Excerpts from a dataset
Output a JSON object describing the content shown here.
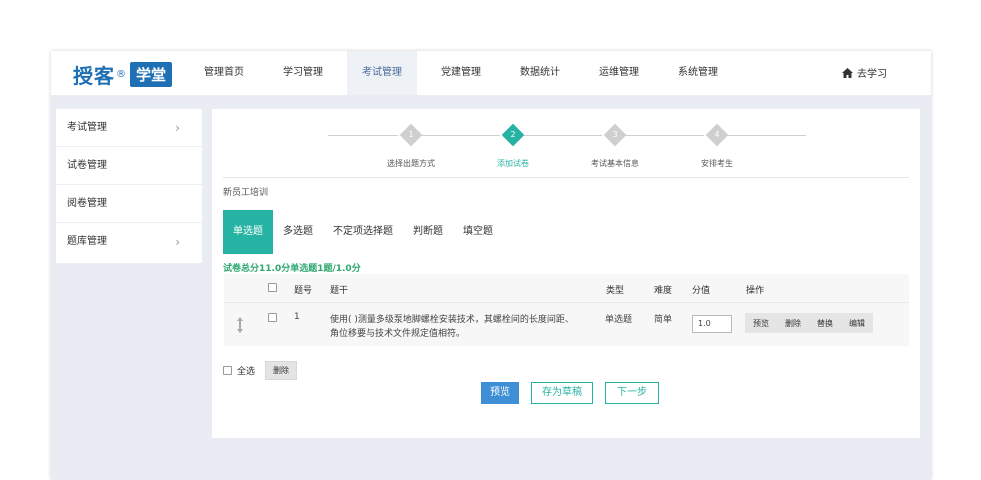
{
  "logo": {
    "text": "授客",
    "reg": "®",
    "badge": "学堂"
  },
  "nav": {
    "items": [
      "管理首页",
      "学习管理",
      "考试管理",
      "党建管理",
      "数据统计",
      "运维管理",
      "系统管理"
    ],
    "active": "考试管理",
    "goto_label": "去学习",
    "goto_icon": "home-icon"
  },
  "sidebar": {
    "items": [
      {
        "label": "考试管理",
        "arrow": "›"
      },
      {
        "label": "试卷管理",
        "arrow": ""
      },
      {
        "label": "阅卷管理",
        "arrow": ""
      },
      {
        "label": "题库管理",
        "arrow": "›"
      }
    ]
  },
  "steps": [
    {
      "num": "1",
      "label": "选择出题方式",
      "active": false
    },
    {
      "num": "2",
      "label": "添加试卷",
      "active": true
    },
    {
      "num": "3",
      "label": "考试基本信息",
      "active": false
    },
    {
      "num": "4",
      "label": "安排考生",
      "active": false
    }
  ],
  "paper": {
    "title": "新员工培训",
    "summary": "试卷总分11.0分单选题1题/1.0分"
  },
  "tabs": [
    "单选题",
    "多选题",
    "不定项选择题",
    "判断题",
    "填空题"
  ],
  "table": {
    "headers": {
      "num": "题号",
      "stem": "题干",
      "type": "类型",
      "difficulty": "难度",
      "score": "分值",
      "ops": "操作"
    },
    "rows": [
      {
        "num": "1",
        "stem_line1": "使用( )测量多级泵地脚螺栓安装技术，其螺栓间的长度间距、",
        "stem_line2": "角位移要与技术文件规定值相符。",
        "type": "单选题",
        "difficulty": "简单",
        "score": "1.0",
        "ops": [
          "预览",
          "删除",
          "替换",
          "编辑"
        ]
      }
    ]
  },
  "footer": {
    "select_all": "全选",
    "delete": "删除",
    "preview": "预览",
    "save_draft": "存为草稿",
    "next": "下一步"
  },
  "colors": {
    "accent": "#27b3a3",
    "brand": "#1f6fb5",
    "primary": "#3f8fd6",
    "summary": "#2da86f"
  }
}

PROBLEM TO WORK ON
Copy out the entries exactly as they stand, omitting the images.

REPLY TO THE TASK
Output a JSON object describing the content shown here.
{
  "logo": {
    "text": "授客",
    "reg": "®",
    "badge": "学堂"
  },
  "nav": {
    "items": [
      "管理首页",
      "学习管理",
      "考试管理",
      "党建管理",
      "数据统计",
      "运维管理",
      "系统管理"
    ],
    "active": "考试管理",
    "goto_label": "去学习",
    "goto_icon": "home-icon"
  },
  "sidebar": {
    "items": [
      {
        "label": "考试管理",
        "arrow": "›"
      },
      {
        "label": "试卷管理",
        "arrow": ""
      },
      {
        "label": "阅卷管理",
        "arrow": ""
      },
      {
        "label": "题库管理",
        "arrow": "›"
      }
    ]
  },
  "steps": [
    {
      "num": "1",
      "label": "选择出题方式",
      "active": false
    },
    {
      "num": "2",
      "label": "添加试卷",
      "active": true
    },
    {
      "num": "3",
      "label": "考试基本信息",
      "active": false
    },
    {
      "num": "4",
      "label": "安排考生",
      "active": false
    }
  ],
  "paper": {
    "title": "新员工培训",
    "summary": "试卷总分11.0分单选题1题/1.0分"
  },
  "tabs": [
    "单选题",
    "多选题",
    "不定项选择题",
    "判断题",
    "填空题"
  ],
  "table": {
    "headers": {
      "num": "题号",
      "stem": "题干",
      "type": "类型",
      "difficulty": "难度",
      "score": "分值",
      "ops": "操作"
    },
    "rows": [
      {
        "num": "1",
        "stem_line1": "使用( )测量多级泵地脚螺栓安装技术，其螺栓间的长度间距、",
        "stem_line2": "角位移要与技术文件规定值相符。",
        "type": "单选题",
        "difficulty": "简单",
        "score": "1.0",
        "ops": [
          "预览",
          "删除",
          "替换",
          "编辑"
        ]
      }
    ]
  },
  "footer": {
    "select_all": "全选",
    "delete": "删除",
    "preview": "预览",
    "save_draft": "存为草稿",
    "next": "下一步"
  },
  "colors": {
    "accent": "#27b3a3",
    "brand": "#1f6fb5",
    "primary": "#3f8fd6",
    "summary": "#2da86f"
  }
}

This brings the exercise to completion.